> **Records supplied**
────

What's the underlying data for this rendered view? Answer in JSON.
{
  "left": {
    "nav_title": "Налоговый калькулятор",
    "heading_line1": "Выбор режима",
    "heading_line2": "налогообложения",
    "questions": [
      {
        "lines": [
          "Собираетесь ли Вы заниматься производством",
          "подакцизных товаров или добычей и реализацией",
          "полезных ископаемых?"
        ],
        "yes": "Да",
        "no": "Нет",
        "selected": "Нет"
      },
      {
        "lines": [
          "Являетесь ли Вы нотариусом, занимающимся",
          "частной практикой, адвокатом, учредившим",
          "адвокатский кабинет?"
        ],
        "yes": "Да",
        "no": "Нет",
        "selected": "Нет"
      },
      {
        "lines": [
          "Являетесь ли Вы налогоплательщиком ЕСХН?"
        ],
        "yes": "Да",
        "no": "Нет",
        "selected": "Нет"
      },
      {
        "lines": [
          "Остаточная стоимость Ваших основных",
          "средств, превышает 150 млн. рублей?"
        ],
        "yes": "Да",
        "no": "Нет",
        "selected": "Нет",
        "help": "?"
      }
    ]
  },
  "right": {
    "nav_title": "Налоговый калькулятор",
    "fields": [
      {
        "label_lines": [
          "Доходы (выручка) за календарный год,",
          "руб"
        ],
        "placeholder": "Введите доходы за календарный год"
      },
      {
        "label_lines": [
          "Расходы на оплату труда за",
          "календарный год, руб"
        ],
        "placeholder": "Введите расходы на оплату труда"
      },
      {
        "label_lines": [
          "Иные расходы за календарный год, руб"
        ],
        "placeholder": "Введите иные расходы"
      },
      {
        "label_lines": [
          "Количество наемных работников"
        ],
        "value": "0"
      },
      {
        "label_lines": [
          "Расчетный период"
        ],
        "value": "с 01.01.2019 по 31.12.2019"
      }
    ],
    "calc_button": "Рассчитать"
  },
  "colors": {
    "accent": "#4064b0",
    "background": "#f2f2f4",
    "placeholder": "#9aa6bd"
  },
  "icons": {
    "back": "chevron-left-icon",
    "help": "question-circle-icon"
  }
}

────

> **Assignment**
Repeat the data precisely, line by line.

> **Your response**
What's the underlying data for this rendered view? Answer in JSON.
{
  "left": {
    "nav_title": "Налоговый калькулятор",
    "heading_line1": "Выбор режима",
    "heading_line2": "налогообложения",
    "questions": [
      {
        "lines": [
          "Собираетесь ли Вы заниматься производством",
          "подакцизных товаров или добычей и реализацией",
          "полезных ископаемых?"
        ],
        "yes": "Да",
        "no": "Нет",
        "selected": "Нет"
      },
      {
        "lines": [
          "Являетесь ли Вы нотариусом, занимающимся",
          "частной практикой, адвокатом, учредившим",
          "адвокатский кабинет?"
        ],
        "yes": "Да",
        "no": "Нет",
        "selected": "Нет"
      },
      {
        "lines": [
          "Являетесь ли Вы налогоплательщиком ЕСХН?"
        ],
        "yes": "Да",
        "no": "Нет",
        "selected": "Нет"
      },
      {
        "lines": [
          "Остаточная стоимость Ваших основных",
          "средств, превышает 150 млн. рублей?"
        ],
        "yes": "Да",
        "no": "Нет",
        "selected": "Нет",
        "help": "?"
      }
    ]
  },
  "right": {
    "nav_title": "Налоговый калькулятор",
    "fields": [
      {
        "label_lines": [
          "Доходы (выручка) за календарный год,",
          "руб"
        ],
        "placeholder": "Введите доходы за календарный год"
      },
      {
        "label_lines": [
          "Расходы на оплату труда за",
          "календарный год, руб"
        ],
        "placeholder": "Введите расходы на оплату труда"
      },
      {
        "label_lines": [
          "Иные расходы за календарный год, руб"
        ],
        "placeholder": "Введите иные расходы"
      },
      {
        "label_lines": [
          "Количество наемных работников"
        ],
        "value": "0"
      },
      {
        "label_lines": [
          "Расчетный период"
        ],
        "value": "с 01.01.2019 по 31.12.2019"
      }
    ],
    "calc_button": "Рассчитать"
  },
  "colors": {
    "accent": "#4064b0",
    "background": "#f2f2f4",
    "placeholder": "#9aa6bd"
  },
  "icons": {
    "back": "chevron-left-icon",
    "help": "question-circle-icon"
  }
}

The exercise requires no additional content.